Well, not quite swimming yet, but getting there. Some friends very kindly brought over 2 kilos of Cadbury's Dairy Milk from England. Yes, 2 kilos. Unfortunately, I'm not actually a fan of milk chocolate, and this batch tastes particularly cloying and sweet to me (although that may still be the lingering effects of holiday eating).
Any suggestions for what I can do with it (apart from the obvious of curling in bed for a weekend avec chocolate and movies)? I will likely chop some up into bits and use in cookies and brownies, but most other chocolate desserts I enjoy are better with darker chocolates.
I finally did it- I unearthed the first of the chocolate and, voila, Cointreau brownies appeared, thanks to the February Gourmet (they must have been snooping in my kitchen, because it was all about milk chocolate this month).
In case anyone's interested, the recipe is here: http://www.epicurious.com/recipes/recipe_views/views/237216.
I added the zest of one orange, about 2 tbsps Cointreau, and 2 tsp nutmeg. They're a bit sticky and heavy, so I'll work on making them a little more cake-y and less fudge-y for next time, but so far they make for a very decent mid-afternoon pick-me-up.
Chocolatechipkt, I'm afraid you've got about 5 minutes left before it all disappears :).
Hi all, thanks so much for the suggestions. I'd gotten so put off by the sweetness factor that my mind simply went blank on the what-do-I-make front. But now I'm starting to wish I had another kilo or two on my hands...
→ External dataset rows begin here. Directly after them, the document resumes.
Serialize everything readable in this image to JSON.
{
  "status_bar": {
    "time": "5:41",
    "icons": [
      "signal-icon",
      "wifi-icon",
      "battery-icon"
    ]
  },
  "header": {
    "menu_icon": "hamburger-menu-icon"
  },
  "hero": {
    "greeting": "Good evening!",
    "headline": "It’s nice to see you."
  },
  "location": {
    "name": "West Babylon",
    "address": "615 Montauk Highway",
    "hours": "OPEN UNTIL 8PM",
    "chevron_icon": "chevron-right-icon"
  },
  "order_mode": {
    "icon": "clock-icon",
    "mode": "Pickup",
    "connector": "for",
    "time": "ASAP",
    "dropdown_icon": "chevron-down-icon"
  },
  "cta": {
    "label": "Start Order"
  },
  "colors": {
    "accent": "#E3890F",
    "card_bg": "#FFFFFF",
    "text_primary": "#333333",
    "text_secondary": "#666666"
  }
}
Again, thank you for all the suggestions and recipes. This is my first such post on this site, and I'm duly impressed at how helpful people are. Truffles (with brandy and/or coffee, no less), cakes, toffees, and pb candies coming right up!
A really easy recipe for some yummy peanut butter candy, an easy way to use up the milk chocolate. This is always a big hit, and is so simple!
1 cup peanut butter, (skippy or jif work better than the natural kinds)
1 box confectioner's sugar
1 stick butter
Soften butter and mix with pnut butter and sugar. Spread into a greased pan.
Melt (lots) of chocolate and pour over the pnut butter base. Refridgerate overnight, cut and serve. YUM!
Another vote for truffles. I made a boatload of them over Christmas which DH is enjoying mightily.
Remember you can always mix the milk chocolate with some dark or unsweetened chocolate to give it more intensity. This works well in ganache or other recipes which call for melted chocolate. I'm usually going the other way because I keep unsweetened on hand for baking and I mix this with lighter chocolate or cream for fillings and couverture.
truffles! Valentine's day is just around the corner....
English toffee--use generous amount to coat both sides of toffee chunks, then dip in chopped toasted almonds.
For toffee, melt 1/2 c water, 1 lb. butter and 2 c. sugar.
Stir over med flame till mixture reaches 300 degrees. Add warm toasted blanched almonds, stir till reaches 320, pour onto rimmed cookie sheet. Quickly(!) spread to even thickness, about 5/8", and score into 2" squares; when firm break apart and dip & coat. Makes about 3-4 # candy.